Allan Guthrie is a crime writer living in
His latest new novel, Savage Night, was released in the
SD: Allan, you were described as one of “crime fiction’s hottest new writers” after the release of your first novel, Two-Way Split, back in 2004. Since then, you’ve gone from strength to strength with further novels and international acclaim, proving that you’d left nothing down to chance. Has this affected you in terms of the way you write and if so, why?
AG: I wrote my first two published books without a contract and with very low expectations of getting published. After receiving rejection letters running to three figures, receiving any kind of critical acclaim for either book was as welcome as it was unexpected. I can’t say that it had any obvious or direct effect on subsequent novels, although praise is always motivational!
SD: Your second novel, Kiss Her Goodbye, was published under the Hard Case Crime imprint in early 2005 and has since received rave reviews and incredible award nominations. You’re a favourite with what’s described as “noir thrillers” and you’ve been compared to many other writers of the genre. Would you describe your storytelling the same way the critics have?
AG: I tend to write from the perspective of criminals and victims rather than detectives, so I’m telling a different kind of story from the more traditional crime novel. It can be gritty and brutal at times, but it can also be tender and funny. A reviewer described my last book, Hard Man, as “hilarious and horrifying”. I’d happily go along with that.
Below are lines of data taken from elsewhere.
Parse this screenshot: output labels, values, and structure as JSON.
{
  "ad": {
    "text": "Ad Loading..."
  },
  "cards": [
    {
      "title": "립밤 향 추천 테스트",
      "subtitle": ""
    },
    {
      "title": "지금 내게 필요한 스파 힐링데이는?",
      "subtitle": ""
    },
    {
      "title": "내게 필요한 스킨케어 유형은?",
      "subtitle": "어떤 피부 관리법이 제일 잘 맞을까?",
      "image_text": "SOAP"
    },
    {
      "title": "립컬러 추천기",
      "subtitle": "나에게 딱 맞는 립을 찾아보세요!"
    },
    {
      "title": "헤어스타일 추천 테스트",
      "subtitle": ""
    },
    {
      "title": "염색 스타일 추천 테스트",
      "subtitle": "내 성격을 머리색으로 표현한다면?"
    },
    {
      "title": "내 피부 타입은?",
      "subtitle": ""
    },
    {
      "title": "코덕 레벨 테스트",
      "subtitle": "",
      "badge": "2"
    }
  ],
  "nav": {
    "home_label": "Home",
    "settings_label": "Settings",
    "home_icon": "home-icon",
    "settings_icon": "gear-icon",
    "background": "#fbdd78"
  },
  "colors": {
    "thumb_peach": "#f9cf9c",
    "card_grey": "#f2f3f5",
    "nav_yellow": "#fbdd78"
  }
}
SD: Publishers are fearful when it comes to accepting new authors, and you’ve said that today’s publishing is more-or-less of a bestseller culture (we are ‘fortunate’ to have Rankin and Rowling to highlight this!) Is there a massive amount of pressure on writers to produce better stories with each book? Have you been or do you think you’ll ever be in that situation where you’ll think, It’s not good enough, I need to improve?
AG: I always think my writing needs to improve. I write countless drafts of each book. I even have drafts of my first novel at home that were written after it was published. I don’t feel any pressure other than from myself, though. To succeed in the real mass market these days it helps if you write police procedurals or big high-stakes thrillers, but my publishers have been great about allowing me to do what I do best and build an audience on the basis of offering something a little unusual.SD: Your new novel, Savage Night, came out in March (2008). It’s about a “blithe haemophobic psychopathic ex-con” and a whole load of blood, grit and steel that’s already left early reviewers praising you as if Joe Hope had visited them! Although writing under the crime theme, you’ve mentioned this book also borders on the scarier side of things, which should serve a treat for horror fans, too. Was this direction given thought to begin with, or did the story take you there?
AG: I almost always start with a blank page and let the characters dictate the story. So there was no plan to write anything other than a crime novel. There’s a real affinity between noir and horror, though. It could be argued, for instance, that noir is horror without the supernatural. And while there’s certainly nothing supernatural in Savage Night, the opening scene does involve a guy coming home from the pub to find a headless corpse in a bathtub in the middle of his sitting room, which is undoubtedly horrific.Thank you Steven Deighan!